How to Reduce Debt: Changing Your Money AttitudeMay 10, 2017
Are you and your partner wondering how to reduce debt and open the lines of communication about finances? Changing your attitude may be the first step.
Money myths have no place in 2017
Learning how to rid yourself of ingrained money myths may be an important step in achieving money harmony with your spouse. Although the 1950s style family with a working husband and at-home wife is a concept that has gone to the wayside, some of the same attitudes toward money management remain. Baby boomers especially may have grown up learning that speaking about their finances was impolite or taboo, especially when raised in a wealthy family. In addition, boomers are most likely to hide financial transactions from their spouses. On the other hand, millennials are proving to be more open about money matters and up-front with romantic partners about their financial situation.
Reasons to reverse the trend
In today’s changing economy, speaking about finances isn’t just important, it’s necessary. Many Canadian families consist of two working parents who share the duties of earning money, raising children, and dealing with household expenses, so it makes sense that attitudes toward finances should be changing also. Opening a dialogue about financial matters such as debt problems, spending habits, or budgeting challenging can benefit children who will form a relationship with money based on their parents’ habits. And, it also benefits the parents’ relationship by reducing the risk of divorce or separation and allowing them to set financial goals as a team.
Setting the stage for change

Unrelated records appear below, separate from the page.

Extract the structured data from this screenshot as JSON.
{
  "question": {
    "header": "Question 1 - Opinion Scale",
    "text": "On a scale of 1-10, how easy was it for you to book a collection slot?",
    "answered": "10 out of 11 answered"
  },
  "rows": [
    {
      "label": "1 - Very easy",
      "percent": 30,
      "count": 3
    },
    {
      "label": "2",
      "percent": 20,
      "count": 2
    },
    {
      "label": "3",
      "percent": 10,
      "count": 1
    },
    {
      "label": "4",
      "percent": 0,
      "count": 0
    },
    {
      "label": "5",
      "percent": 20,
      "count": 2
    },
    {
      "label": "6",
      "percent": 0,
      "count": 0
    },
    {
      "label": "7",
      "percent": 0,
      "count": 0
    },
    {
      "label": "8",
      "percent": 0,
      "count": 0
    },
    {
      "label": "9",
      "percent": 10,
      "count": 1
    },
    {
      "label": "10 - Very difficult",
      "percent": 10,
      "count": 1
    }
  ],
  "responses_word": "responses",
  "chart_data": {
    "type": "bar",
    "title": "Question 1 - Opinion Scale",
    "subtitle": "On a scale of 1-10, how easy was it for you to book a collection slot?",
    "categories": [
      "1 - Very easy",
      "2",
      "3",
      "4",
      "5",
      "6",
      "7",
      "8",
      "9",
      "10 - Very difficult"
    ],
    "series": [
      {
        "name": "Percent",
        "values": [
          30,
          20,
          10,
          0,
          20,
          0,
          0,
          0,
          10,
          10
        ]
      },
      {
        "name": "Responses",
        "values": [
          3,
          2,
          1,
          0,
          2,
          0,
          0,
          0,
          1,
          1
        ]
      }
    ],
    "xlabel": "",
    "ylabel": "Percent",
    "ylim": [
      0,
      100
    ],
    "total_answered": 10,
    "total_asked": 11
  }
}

Couples who share money-oriented goals enjoy a happier relationship and are also more inclined to meet financial milestones. If you and your partner have difficulty opening up about finances, follow these steps:
- Set a date. Make financial discussions an event by setting a date night (or day) when you can both dedicate time to laying out the facts. Focus on creating a judge-free zone and don’t be afraid to set some rules beforehand so things stay civil.
- Write down goals. Bring a notebook and some pens on your date and separately, write down your financial goals. Exchange the papers and see if you have some common ground. From there, set some goals you can both agree on and rank them in terms of priority. Example, debt repayment and adding to savings might be a higher priority than planning a trip. The importance is striking a balance and finding common ground.
- Make a budget. Without a spending plan, money goes unaccounted and goals become more difficult to reach. Create a budget together that incorporates all household expenses, discretionary spending, and your dedicated goals. Gail Vaz-Oxlade details how a balanced budget should look with a Life-Pie diagram.
How to reduce debt as a couple
Carrying debt can push back goals and make it more difficult to meet financial responsibilities each month. Working together to pay down debt is a great way to increase financial literacy and build a stronger relationship. The Financial Consumer Agency of Canada is a great place to start when learning about how to reduce debt, manage money and build a budget that works. Calculators can help you set goals and tally up your debts, and modules and videos will demonstrate the best way to improve your finances and meet your milestones. Additionally, credit counselling services in Wetaskiwin can help you with budgeting and credit management strategies. A Licensed Insolvency Trustee can explain the range of options for reducing debt, helping you choose the option that best suits your circumstances. If you’re facing unmanageable debt, and LIT is the only debt relief professional that can assist you with formal debt solutions such as a consumer proposal.
Do you and your spouse talk about how to reduce debt and make financial goals together? Join the conversation by searching the Twitter hashtags #LetsTalkDebt #BDODebtRelief